Towards greater MRI sensitivity by harnessing quantum hyperpolarization
Researchers at the University of Melbourne have developed a technique which could increase the sensitivity of magnetic resonance imaging (MRI) for patient diagnosis.
The new technique works by increasing the strength of the magnetic field produced by molecules, and hence increasing their signal when measured by MRI.
The team engineered specific defects in diamond crystals that exert a controlled quantum mechanical influence over the nuclear spins in nearby molecules, including potentially those used in metabolic imaging of brain tumours, making them 'line up' (polarise) in a specific orientation.
This hyperpolarised state of nuclear spins is highly ordered and increases the magnetic field that can be detected by techniques like MRI.
It is the first time that this polarisation of molecular nuclei has been shown using such a diamond-based quantum probe.
University of Melbourne School of Physics researcher Professor Lloyd Hollenberg led the research team, with the work published in Nature Communications.
Professor Hollenberg, who is CQC2T Deputy Director and Thomas Baker Chair at the University of Melbourne, said the best MRI scanners in the world are now reaching the maximum magnetic field that can be tolerated by the human body as the technology strives for greater sensitivity.
"The superconducting magnets that produce these fields are also the reason MRI scanners cost millions of dollars, as the magnets need to be kept at cryogenic temperatures," Professor Hollenberg said.
"Clearly a disruptive approach is needed, so we look to using quantum technology to produce a greater signal intensity of certain molecular targets at the atomic level."
University of Melbourne PhD candidate David Broadway said the technique worked using a fridge magnet and a bit of atomic level quantum mechanics.
"We can think of the atom's nuclei like a compass needle that produces a magnetic field that depends on its orientation," Mr Broadway said.
"When there are several compass needles pointing in different directions, the resulting field tends to average to zero, but when the compasses point all in the same direction the contributions to the field from each compass needle will add up to something measurable," he said.
"So having the nuclei all lined up makes the magnetic field stronger and therefore the MRI reading it can pick up more detail.
"Currently, MRI's can get about one in a million nuclear spins to line up, whereas our method could achieve nearly 100 percent to line up within molecules, potentially enhancing the imaging sensitivity by orders of magnitude."
The modified diamonds could be used to construct a "quantum hyperpolarisation" chip, over which a target molecular contrast agent could be flowed.
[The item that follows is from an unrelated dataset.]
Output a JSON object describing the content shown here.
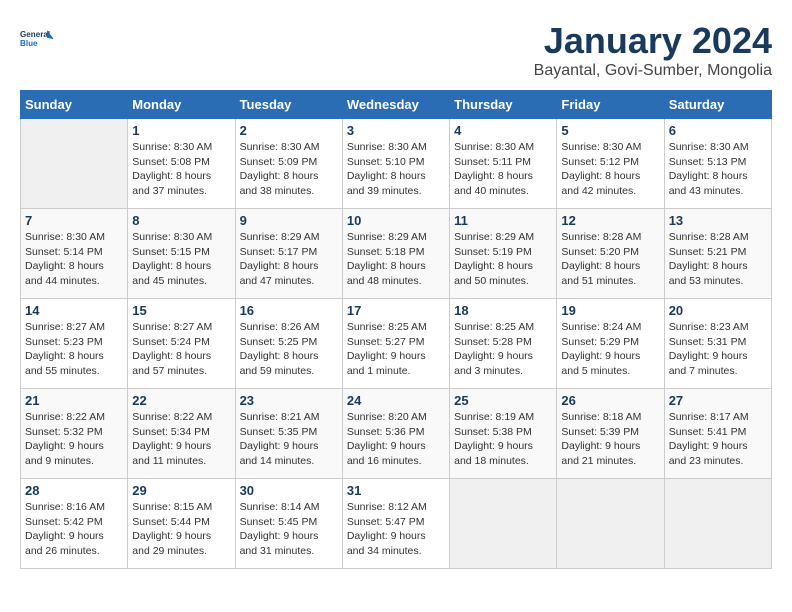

The quantum mechanical interaction between target and quantum probes is harnessed to transfer the polarisation from the diamond to the agent, which could be injected into, or inhaled by, a patient prior to their MRI. The agent retains its polarisation long enough to, for example, travel to a tumour site, making it easier to image through MRI.
Postdoctoral researcher Dr Liam Hall said MRI-based precision medicine already employs this type of imaging, but the cost of the infrastructure required can rival that of the MRI scanners themselves.
"Additionally, we would only use light shone through diamonds in the quantum mechanical production of polarised contrast agents already approved for routine use. So nothing toxic would enter the body," Dr Hall said.
"The technique came out of our work in developing quantum sensing technology, and the realisation that these diamond-based quantum probes can exert a powerful influence on surrounding nuclear spins when we optimise the conditions under which they directly "talk" to eachother", said Dr Hall, who came up with the theoretical concept.
"In a sense, the quantum probe extracts random spin disorder from the ('hot') target molecule to produce an ordered ('cold') spin-aligned state. The potential for application in hyperpolarisation for MRI soon became clear."
The power of the quantum technique is manifest from the experimental demonstration.
Professor Hollenberg said: "To put it in context, to achieve the same level of polarisation with a conventional approach, we'd need to increase the magnetic field by a factor of about 100,000 times, and you're only going to find fields like that in a neutron star."
Techniques for hyperpolarising nuclear spins could have a number of important applications in the physical and life sciences.
Hyperpolarised metabolites can be injected into patients and will travel to tumour sites and where they can be monitored in real-time using MRI as they're metabolised; and hyperpolarised gases can be inhaled for MRI imaging of lungs and their function. Both of these techniques have central roles to play in the dawning era of personalised medicine.
Hyperpolarisation of target molecules also increases to signal to noise ratio of high-resolution Nuclear Magnetic resonance (NMR) spectroscopy, making it an important tool for studying complex biomolecular systems.
"Clearly the next step, which we are heavily focused on, is to repeat this process using macroscopically sized engineered arrays of these quantum probes in diamond to scale this technology up," Professor Hollenberg said.
"More probes equals more polarisation and more contrast agent molecules produced, but the probes start to upset each other quantum mechanically if they are packed in too closely, so we need to find the right balance,.
"If we can tick that box, we can then think about polarising volumes of MRI contrast agents that are detectable by the MRI scanners found in research labs and hospitals."